But that wasn’t all there was to it. There were also all those cute smiles I kept seeing on the boys around me. Because being 14 is confusing, and hormones are confusing, and it’s hard to know who you actually like, like, when the truth is, you kind of don’t like anyone. Because most 14-year-olds are kind of annoying and immature, so what’s to like, really? So you find yourself desperately grasping for some kind of meaningful human connection because you’re just so dang lonely sitting over here having all these Feelings all by yourself.
You and I haven’t talked about this part, Danny, but even after I figured all that stuff out, about the having crushes on girls ― and I’m talking BIG crushes, way bigger than the one I’d had on you (please don’t take offense; as we now know, it wasn’t you, it was your penis) ― it still took me a couple of years to actually admit to myself that I didn’t particularly like boys. And part of that was because I was trying to reconcile all those Feelings I was having about girls with the part of myself that had crushed on you so hard. You, and James, and Oliver, and the various boys from Sunday School, and that one guy at camp, and the boy with the corduroy pants at the 9th grade St. Patrick’s Day Dance. And all the other places where I’d put all my focus onto the people around me, and on trying to get those boys to like me. I know now that really, I was trying to make sense of myself, and I thought the way to do that was through other people. But as it turned out, the only way to make sense of myself was to spend a lot of time ― like, years ― talking stuff through in my head. The truth is, Danny, if you’d ever given me any indication that you liked me back ― which, to your credit, you never did ― it probably only would’ve confused me further.
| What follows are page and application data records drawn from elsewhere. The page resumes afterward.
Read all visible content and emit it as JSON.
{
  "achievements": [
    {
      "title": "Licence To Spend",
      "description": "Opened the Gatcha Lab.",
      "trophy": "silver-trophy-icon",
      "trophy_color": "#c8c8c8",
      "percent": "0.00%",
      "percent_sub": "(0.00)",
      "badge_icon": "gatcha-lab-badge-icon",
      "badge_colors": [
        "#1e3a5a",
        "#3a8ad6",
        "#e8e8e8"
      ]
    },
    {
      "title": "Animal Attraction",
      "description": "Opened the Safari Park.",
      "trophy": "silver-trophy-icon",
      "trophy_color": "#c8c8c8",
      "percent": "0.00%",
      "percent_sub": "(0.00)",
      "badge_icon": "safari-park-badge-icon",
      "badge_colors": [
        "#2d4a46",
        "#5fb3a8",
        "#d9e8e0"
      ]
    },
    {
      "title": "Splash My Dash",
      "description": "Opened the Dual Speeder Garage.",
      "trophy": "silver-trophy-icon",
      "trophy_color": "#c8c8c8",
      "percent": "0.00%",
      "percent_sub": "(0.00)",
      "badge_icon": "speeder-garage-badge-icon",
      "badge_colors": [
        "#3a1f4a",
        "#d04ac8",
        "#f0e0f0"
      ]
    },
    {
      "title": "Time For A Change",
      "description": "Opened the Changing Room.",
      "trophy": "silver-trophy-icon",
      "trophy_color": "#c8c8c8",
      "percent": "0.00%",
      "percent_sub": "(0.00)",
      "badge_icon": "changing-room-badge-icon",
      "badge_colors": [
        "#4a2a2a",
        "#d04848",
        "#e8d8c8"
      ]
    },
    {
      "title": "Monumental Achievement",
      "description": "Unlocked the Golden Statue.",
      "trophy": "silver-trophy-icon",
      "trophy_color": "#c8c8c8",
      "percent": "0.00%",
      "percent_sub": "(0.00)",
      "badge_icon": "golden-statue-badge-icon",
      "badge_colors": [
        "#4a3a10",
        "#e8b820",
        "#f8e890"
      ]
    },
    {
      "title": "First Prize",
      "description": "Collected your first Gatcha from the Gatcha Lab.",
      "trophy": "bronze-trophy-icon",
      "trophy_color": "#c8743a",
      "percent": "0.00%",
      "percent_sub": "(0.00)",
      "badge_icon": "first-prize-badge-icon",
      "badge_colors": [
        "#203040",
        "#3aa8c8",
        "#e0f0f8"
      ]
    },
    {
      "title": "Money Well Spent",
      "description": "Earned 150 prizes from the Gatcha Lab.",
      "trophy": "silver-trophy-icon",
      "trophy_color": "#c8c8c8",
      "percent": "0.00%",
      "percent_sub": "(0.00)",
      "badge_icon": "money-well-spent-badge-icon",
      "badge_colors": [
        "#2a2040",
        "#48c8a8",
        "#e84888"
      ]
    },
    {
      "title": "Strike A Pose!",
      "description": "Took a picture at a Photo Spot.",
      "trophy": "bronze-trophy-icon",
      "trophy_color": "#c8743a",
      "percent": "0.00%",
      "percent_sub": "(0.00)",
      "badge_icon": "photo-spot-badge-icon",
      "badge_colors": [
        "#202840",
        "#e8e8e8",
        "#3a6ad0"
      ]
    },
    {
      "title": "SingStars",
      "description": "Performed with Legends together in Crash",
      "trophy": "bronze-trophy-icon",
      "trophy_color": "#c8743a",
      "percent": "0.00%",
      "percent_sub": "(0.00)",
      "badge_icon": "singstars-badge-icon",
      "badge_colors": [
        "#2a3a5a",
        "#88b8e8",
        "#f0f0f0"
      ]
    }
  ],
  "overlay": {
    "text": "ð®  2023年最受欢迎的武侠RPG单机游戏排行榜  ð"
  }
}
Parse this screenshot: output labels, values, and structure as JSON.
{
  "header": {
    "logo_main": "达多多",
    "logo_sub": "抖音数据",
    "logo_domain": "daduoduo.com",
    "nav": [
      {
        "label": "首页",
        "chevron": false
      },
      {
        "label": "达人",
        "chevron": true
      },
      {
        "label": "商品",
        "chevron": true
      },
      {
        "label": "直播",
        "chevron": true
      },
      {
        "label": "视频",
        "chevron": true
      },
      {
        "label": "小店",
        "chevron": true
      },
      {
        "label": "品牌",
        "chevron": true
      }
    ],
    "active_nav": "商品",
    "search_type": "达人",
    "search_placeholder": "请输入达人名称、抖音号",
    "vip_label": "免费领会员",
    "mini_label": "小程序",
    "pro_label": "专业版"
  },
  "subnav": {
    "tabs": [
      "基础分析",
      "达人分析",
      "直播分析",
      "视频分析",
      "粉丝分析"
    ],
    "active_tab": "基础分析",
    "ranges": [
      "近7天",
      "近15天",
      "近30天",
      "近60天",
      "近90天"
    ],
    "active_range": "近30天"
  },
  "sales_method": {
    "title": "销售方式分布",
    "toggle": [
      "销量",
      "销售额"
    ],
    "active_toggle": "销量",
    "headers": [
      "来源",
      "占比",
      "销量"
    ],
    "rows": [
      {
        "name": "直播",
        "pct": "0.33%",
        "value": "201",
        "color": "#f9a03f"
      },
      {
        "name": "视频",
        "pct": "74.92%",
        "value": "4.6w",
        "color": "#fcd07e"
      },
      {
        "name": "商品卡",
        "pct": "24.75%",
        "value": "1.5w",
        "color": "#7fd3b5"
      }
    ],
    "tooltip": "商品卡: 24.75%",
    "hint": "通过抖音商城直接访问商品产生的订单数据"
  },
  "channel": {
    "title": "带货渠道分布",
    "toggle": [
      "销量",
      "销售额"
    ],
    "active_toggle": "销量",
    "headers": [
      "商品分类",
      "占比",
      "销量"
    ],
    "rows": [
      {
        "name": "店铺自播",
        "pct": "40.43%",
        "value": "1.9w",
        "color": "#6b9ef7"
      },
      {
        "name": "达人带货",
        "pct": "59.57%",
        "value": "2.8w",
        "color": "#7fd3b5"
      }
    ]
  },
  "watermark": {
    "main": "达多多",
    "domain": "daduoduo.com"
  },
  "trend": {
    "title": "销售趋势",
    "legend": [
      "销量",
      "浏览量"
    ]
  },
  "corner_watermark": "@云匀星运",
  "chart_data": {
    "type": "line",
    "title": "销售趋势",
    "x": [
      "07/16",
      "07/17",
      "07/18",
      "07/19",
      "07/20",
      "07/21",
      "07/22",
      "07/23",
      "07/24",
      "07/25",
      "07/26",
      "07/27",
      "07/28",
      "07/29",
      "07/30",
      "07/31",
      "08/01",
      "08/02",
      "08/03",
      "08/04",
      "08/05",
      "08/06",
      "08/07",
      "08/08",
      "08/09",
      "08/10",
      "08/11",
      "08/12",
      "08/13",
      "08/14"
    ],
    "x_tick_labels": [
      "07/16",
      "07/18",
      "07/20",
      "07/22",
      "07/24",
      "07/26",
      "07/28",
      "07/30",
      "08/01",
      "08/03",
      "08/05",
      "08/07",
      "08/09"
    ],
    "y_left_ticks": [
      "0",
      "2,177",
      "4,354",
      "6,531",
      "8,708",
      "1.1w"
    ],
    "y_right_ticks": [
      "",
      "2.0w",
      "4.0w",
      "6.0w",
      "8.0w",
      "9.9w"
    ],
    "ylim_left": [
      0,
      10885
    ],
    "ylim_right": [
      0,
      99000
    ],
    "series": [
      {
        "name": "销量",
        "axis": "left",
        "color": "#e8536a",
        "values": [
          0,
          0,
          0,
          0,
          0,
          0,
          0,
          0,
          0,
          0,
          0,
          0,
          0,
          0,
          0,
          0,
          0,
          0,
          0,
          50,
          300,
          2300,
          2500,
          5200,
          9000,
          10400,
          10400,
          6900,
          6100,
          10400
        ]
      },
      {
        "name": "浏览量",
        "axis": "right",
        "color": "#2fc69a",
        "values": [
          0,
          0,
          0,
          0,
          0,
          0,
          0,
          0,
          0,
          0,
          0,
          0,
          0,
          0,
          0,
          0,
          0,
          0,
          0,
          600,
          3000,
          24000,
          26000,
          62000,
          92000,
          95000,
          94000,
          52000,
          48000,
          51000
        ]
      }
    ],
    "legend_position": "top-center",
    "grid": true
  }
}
Anyway, I wanted to say that I’m sorry for being scary in 8th grade, and I’m sorry for harping on you for so long about that time you made out with Jonie (though looking back on it I think we probably agree that that whole episode was pretty funny).
Also, I’m sorry I didn’t clarify the lesbian thing sooner. I’m not sure when you found out about that, but I strongly suspect that when you did, you breathed a big sigh of relief. Though you were too classy to tell me about that. Again, to your credit.
Congratulations on the start of your new family. You all look really happy, and I’m sure you’re going to be an awesome dad.
Just please don’t make your kid take Advanced Geometry in 8th grade. That stuff is a killer.